“We’re very excited, but we still have a few things to figure out before it can be seen in bars or stores. First, we need to know if our consumers are on board”, says Niclas Appelquist.
A new approach to sustainable packaging
The Absolut Paper bottle prototype is the first physical output from The Absolut Company’s Future of Packaging program. An important aspect with the program is to make sustainability part of the foundation in all packaging development. Another key aspect is the collaboration with external partners in innovation and packaging development.
In the development of the Absolut Paper bottle, The Absolut Company has teamed up with Paboco (Paper Bottle Company) and a community of three other large companies with a focus on the future of packaging – Coca Cola, L’Oreal and Carlsberg. The idea behind this collaboration is that it creates a better environment for innovation; it improves the project’s financial stability, generates more reliable and diverse consumer insights, and substantially increases the potential to transform recycling systems to suit the final product.
“With our Future of Packaging program our packaging development is guided by three principles – sustainability, consumer delight and conviviality. It’s important to make sure that all of these are part of the picture. Because if you remove, say, consumer delight you risk ending up with a product that no one will buy.”

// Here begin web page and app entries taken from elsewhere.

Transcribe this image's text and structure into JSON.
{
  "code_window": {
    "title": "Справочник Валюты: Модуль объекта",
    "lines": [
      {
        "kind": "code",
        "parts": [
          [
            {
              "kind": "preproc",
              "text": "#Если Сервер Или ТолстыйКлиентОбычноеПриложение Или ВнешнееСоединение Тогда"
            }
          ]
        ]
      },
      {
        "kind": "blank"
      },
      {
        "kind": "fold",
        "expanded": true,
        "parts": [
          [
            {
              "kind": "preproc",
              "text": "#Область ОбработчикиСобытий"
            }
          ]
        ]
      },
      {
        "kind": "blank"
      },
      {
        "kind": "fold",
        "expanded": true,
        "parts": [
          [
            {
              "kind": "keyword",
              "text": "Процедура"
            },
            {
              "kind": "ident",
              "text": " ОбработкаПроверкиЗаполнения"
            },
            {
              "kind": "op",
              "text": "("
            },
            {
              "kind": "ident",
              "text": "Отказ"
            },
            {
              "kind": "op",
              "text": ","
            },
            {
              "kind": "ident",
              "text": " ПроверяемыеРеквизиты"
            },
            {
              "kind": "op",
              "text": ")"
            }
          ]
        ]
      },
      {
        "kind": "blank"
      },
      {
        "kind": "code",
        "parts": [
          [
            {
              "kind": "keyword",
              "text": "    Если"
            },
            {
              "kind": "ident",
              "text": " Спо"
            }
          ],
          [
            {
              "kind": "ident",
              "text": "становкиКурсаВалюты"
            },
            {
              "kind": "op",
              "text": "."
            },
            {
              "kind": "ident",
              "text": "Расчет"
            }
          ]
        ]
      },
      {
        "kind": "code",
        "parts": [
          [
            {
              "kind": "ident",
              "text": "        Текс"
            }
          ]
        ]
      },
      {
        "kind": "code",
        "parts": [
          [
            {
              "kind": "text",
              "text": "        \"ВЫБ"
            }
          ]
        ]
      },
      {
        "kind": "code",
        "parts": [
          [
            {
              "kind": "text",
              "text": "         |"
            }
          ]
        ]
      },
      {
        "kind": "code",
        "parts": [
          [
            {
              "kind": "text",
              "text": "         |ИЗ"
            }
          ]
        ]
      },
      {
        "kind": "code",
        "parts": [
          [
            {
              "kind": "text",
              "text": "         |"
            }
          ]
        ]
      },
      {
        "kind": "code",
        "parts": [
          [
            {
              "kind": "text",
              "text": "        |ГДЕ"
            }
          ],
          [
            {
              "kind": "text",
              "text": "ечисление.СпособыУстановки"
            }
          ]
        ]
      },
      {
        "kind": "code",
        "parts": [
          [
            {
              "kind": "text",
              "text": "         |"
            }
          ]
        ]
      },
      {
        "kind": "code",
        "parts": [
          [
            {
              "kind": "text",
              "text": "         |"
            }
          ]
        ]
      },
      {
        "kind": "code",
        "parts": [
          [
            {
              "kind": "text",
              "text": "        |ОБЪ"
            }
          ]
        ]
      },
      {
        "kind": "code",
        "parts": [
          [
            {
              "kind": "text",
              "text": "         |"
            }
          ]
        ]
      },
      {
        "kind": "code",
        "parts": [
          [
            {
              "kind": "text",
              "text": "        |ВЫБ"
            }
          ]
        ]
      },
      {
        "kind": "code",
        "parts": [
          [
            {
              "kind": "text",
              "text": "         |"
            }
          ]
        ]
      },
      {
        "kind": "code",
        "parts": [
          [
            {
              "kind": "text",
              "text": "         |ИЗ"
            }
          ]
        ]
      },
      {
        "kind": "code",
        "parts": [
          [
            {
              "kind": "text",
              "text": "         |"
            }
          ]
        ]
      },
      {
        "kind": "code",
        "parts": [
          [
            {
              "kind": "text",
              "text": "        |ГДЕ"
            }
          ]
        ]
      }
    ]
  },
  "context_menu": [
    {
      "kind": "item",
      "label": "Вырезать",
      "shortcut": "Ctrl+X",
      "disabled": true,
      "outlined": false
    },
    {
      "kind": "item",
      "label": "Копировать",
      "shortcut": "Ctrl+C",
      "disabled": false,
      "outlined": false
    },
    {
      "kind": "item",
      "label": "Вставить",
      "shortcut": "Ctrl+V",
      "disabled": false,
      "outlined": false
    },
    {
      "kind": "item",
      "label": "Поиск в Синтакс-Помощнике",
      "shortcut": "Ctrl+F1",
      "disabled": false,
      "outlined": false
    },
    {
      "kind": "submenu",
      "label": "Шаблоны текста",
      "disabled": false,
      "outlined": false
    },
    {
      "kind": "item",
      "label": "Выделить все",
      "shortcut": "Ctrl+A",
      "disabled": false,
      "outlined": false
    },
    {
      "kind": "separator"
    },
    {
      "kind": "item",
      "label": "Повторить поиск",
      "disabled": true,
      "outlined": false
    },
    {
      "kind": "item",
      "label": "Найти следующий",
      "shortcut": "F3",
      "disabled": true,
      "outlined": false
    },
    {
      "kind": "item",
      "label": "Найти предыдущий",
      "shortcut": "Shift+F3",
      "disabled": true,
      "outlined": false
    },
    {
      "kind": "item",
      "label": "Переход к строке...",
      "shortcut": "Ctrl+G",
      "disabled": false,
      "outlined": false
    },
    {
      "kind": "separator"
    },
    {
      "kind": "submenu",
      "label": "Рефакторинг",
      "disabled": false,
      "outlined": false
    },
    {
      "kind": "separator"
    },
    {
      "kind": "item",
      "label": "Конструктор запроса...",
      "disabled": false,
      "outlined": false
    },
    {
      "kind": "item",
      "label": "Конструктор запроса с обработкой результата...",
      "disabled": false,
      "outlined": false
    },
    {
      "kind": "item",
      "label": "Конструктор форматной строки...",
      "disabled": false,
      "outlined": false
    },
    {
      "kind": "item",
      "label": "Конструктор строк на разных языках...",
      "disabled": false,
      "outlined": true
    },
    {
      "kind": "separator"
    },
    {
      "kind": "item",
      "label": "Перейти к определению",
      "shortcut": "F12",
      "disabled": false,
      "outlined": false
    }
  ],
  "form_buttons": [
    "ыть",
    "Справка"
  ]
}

To guarantee consumer delight, The Absolut Company uses the concept of TLO – “test, learn and optimize” – in its packaging development. In short, this means that development is done in iterations, releasing early prototypes at several stages in development that are tested with consumers and optimized along the way. This way, the team gets regular feedback throughout the process making sure that the packaging will suit its intended purpose.
“We sometimes call it purposeful packaging. It’s a change of mindset around packaging for us and a big part of it relates to consumer interaction – before, during and after use”, says Niclas Appelquist.
A journey that has just begun
According to Niclas Appelquist, there are several reasons why a paper-based bottle is the first new addition to Absolut’s packaging mix. “First of all, paper is a widely used packaging material that people are familiar with. Secondly, it’s bio-based and comes from a renewable resource. Last but not least, it’s a material that consumers know how to recycle through already established systems.”
The initial batch of 2.000 prototype paper bottles will be tested with consumers during winter 2020-2021 to assess both functionality and how consumers respond to the new design and material. And although it’s still early in development, the vision for the paper bottle is clear – to make it fully bio-based and recyclable.
“We’re still in the early stages, but our goal is to make this bottle completely bio-based. This first prototype has a thin plastic coating on the inside, like in all paper bottles or cartons for food and beverages. It’s what keeps the paper dry and prevents it from dissolving. Long-term however, we want to get rid of plastics so we’re already exploring biobased alternatives. In parallel, we have the iterative TLO process that makes sure we meet consumers with the best possible solutions.”
A second pilot production run of Absolut Paper prototypes is planned for Spring 2021.